Sunday's episode was pretty standard stuff, at least for Last Week Tonight: Oliver kicked things off with a rundown of America's latest school shooting, wisely keeping his anger in check and focusing instead on the words and actions of Parkland's surviving students. After a far-ranging examination of Trump's short-sighted squandering of America's soft power, Oliver wrapped things up with a performance around his desk—one featuring a Batmobile-shaped bed, inflatable T-rex suits, and members of the New York City Gay Men's Chorus performing a jarringly beautiful rendition of Smash Mouth's "All Star." That last bit was about how America creates all sorts of great and terrible things, and not just cruel, inept presidents; it was as good an example as any of the absurd, smart humor that's become Last Week Tonight's hallmark.
Like the show it's closest to, Full Frontal with Samantha Bee, and like The Daily Show, which provided early stomping grounds for Bee and Oliver, Last Week Tonight sits somewhere between the dying medium of the late-night talk show and the pretty much already dead medium of legitimate TV news.
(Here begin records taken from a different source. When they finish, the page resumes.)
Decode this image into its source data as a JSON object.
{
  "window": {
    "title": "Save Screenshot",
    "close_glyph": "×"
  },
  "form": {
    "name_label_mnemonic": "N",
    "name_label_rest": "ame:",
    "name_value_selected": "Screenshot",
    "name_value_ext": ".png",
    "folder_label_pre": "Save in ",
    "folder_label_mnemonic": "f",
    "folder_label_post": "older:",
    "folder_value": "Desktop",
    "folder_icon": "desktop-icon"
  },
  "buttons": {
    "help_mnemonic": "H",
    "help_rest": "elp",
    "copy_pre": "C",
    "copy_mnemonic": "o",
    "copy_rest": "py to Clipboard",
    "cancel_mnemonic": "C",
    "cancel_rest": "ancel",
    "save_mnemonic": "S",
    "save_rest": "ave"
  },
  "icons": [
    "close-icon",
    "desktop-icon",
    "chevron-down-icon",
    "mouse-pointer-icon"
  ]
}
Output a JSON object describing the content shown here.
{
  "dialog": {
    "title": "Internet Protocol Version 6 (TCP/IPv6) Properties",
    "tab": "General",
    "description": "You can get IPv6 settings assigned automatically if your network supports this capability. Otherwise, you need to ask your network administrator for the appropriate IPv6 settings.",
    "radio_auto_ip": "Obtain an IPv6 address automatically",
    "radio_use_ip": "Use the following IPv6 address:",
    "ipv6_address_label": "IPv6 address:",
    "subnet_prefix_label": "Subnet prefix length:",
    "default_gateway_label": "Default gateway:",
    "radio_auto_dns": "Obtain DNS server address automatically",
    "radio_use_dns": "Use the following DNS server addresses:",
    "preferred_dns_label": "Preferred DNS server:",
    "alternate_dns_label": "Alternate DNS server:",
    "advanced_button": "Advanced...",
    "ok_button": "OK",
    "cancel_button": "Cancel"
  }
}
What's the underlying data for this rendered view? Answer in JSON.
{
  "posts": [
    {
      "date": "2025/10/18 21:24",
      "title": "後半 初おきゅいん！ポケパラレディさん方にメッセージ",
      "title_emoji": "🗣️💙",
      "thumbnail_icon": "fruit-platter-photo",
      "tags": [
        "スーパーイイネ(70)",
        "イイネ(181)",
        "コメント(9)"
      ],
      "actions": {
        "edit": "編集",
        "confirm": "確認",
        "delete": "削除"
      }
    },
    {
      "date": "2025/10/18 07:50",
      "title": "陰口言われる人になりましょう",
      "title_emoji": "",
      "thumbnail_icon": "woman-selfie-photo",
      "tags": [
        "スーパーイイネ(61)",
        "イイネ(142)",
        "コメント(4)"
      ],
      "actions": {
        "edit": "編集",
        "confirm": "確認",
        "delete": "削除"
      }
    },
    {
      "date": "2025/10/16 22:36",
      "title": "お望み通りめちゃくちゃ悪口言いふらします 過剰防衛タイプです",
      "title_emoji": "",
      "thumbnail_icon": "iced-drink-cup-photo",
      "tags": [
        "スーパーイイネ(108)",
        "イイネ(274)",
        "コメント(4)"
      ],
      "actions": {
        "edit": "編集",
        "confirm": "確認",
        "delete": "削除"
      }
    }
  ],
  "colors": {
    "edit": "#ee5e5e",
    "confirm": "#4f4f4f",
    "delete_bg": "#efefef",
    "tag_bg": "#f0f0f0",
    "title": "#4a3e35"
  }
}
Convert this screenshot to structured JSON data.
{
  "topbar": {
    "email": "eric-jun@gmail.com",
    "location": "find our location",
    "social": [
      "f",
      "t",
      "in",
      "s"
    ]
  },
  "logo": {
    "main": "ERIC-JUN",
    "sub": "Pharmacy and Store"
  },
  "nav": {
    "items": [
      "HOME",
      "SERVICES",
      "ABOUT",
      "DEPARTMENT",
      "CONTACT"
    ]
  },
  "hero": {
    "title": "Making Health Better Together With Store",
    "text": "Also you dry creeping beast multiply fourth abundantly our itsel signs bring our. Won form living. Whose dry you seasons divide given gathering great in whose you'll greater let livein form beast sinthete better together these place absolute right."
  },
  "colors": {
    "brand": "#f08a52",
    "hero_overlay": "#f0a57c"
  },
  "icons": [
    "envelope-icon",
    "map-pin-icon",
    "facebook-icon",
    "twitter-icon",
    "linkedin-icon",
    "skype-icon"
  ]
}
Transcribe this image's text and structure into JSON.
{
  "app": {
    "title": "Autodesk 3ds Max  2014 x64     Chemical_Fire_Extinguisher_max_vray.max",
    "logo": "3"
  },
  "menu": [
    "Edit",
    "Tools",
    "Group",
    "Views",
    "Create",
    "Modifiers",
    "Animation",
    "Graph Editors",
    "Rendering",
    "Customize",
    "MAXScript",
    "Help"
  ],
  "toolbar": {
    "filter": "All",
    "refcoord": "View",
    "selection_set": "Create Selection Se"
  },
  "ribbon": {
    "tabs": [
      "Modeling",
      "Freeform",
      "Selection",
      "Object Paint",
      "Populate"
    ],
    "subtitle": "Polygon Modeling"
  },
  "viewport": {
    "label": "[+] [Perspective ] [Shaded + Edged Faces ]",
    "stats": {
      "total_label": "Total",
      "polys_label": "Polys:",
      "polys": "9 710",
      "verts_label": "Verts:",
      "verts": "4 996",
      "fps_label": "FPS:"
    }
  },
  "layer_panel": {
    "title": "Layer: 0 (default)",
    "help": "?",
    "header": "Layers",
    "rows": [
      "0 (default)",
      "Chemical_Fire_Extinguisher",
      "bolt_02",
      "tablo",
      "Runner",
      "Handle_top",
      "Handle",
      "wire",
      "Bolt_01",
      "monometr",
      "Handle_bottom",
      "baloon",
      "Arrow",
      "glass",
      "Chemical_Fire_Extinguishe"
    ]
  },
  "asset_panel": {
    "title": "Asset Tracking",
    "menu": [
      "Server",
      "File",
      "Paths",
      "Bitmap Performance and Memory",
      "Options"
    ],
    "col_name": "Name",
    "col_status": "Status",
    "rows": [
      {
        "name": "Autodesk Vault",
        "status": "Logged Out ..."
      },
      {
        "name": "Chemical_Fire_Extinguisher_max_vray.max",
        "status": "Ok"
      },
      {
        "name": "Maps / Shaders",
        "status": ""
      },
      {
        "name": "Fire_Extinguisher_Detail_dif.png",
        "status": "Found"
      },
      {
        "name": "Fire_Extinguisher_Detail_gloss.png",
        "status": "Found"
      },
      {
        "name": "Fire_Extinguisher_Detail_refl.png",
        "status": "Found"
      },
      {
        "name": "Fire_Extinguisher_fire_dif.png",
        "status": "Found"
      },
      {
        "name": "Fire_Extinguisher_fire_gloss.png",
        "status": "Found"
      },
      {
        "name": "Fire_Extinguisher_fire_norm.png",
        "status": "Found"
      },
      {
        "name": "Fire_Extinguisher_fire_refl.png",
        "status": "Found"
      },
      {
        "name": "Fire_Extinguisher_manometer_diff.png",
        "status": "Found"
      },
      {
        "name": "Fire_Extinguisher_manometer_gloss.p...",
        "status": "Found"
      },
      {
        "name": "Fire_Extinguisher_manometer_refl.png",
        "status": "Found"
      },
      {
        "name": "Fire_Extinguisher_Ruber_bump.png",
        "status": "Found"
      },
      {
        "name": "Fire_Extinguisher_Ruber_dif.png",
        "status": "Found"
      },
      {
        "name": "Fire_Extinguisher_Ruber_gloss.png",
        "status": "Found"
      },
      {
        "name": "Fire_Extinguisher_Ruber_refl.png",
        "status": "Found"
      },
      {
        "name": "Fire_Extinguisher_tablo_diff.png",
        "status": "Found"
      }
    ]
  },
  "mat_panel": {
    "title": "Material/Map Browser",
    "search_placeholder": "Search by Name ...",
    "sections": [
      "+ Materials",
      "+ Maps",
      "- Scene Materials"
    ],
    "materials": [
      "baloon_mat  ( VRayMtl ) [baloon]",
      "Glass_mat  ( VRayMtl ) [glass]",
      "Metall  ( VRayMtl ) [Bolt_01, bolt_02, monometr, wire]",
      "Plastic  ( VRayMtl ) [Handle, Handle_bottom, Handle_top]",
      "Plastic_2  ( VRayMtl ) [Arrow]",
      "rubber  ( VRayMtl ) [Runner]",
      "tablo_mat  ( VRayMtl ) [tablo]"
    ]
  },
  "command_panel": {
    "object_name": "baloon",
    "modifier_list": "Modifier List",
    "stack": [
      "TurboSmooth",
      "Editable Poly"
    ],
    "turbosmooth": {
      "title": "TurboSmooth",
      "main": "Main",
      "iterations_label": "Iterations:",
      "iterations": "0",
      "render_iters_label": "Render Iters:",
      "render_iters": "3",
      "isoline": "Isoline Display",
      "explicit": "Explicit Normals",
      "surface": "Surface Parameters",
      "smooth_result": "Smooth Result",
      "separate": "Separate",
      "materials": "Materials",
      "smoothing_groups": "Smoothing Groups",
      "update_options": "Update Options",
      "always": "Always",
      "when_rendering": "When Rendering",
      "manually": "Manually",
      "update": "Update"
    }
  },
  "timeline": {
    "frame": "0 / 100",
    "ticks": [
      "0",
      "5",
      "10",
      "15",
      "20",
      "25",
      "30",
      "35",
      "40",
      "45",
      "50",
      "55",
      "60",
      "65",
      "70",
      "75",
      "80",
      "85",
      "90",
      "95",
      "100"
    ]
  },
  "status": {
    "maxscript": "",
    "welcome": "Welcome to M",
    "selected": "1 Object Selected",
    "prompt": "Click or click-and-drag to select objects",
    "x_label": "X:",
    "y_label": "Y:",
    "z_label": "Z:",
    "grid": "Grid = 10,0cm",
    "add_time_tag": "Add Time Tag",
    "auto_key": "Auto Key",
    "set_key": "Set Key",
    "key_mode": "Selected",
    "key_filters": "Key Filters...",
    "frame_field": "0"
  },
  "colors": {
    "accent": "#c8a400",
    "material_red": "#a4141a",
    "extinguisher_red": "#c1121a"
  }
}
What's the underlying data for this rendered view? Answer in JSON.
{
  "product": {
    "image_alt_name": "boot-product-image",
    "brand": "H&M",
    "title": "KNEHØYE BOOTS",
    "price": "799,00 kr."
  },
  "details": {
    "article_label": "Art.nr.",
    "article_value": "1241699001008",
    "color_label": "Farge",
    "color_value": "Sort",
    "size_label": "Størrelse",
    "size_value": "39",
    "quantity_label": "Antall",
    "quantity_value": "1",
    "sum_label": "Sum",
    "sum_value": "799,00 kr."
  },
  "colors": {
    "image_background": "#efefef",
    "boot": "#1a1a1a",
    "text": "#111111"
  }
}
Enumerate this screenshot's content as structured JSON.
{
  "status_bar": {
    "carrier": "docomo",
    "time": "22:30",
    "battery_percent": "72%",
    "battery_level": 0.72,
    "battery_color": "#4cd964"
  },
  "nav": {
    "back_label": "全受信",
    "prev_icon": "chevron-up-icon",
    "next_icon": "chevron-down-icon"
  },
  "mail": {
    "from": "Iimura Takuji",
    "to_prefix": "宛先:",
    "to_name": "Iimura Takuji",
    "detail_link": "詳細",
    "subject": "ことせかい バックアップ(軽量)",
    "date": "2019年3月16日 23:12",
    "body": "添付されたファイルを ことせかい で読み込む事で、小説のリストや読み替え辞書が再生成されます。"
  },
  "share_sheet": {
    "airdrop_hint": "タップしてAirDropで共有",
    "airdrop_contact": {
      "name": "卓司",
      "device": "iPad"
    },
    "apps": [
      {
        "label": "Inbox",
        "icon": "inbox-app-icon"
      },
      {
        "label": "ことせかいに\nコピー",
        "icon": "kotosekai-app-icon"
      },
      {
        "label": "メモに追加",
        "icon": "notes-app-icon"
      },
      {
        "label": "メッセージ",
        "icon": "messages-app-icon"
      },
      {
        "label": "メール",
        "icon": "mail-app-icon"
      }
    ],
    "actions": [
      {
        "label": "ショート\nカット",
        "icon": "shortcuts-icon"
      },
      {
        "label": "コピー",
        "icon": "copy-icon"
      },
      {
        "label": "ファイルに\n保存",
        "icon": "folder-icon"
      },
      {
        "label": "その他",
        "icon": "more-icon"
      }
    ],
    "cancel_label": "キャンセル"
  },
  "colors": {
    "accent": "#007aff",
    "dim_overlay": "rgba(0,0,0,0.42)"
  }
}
Like The Daily Show and Full Frontal, Last Week Tonight's biggest flaw is how self-satisfied it can feel, how content it can be to preach to its choir. (Confirmation bias isn't a possibility in every episode—it's a promise.) Luckily, Last Week Tonight has the reporting chops to back its shit up—even when it pats its viewers a little too hard on the back, it's hard to argue with how the show digs into specific issues. Like PBS NewsHour, it offers fewer stories but better reporting, something that's increasingly valuable in a post-truth era.
Over on Netflix, there's something else pretty great: My Next Guest Needs No Introduction with David Letterman, a monthly, hour-long interview program that plays like a funnier, cooler Charlie Rose. Except, you know, with 100 percent less Charlie Rose. So it has that going for it.
No one knew quite what to expect from Letterman's Netflix project, but only two episodes in, it might be the best thing the guy's ever done, including that time he worked at Taco Bell.
In his first episode, Letterman spoke with Barack Obama and walked across the Edmund Pettus Bridge with Congressman John Lewis; while barely mentioning Trump, he managed to speak with both men about their remarkable accomplishments and the horrific threat of those accomplishments getting torn down. With The Late Show, Letterman always made everyone else on late-night TV look dull and dim, but between commercial breaks and plugs for celebrities' blockbusters, he rarely got the chance to sink his teeth into any single topic.
He gets it here—with My Next Guest, it's hard to shake the feeling that we're seeing more of the "real" Letterman than we did in decades of broadcast TV. Even in the second episode, in which the guest chair is filled by George Clooney, Letterman's less interested in Clooney the actor and more curious about the Clooney family's political and social advocacy. Clooney's career gets a quick breeze-through, but the bulk of the episode centers on Hazim Avdal, a Yazidi refugee sponsored by the Clooneys and currently studying at the University of Chicago.
Letterman's smart enough to avoid the obvious trap of treating his A-list guest like some kind of white savior: Rather than offering the kind of celebration of privilege that's usually offered by television, the subtext of Letterman and Clooney's conversation is about what a person with conscience does with that privilege. Future conversations bode well, too: Letterman's upcoming guests include Malala Yousafzai and Tina Fey.
In 2018, conversations like those are conversations worth having—and it doesn't hurt that Letterman, like Oliver, has the skill and wit to make otherwise soul-crushing news into something clever and humanist. There's no Top Ten list here, and there are no Stupid Pet Tricks. It seems like a pretty good trade.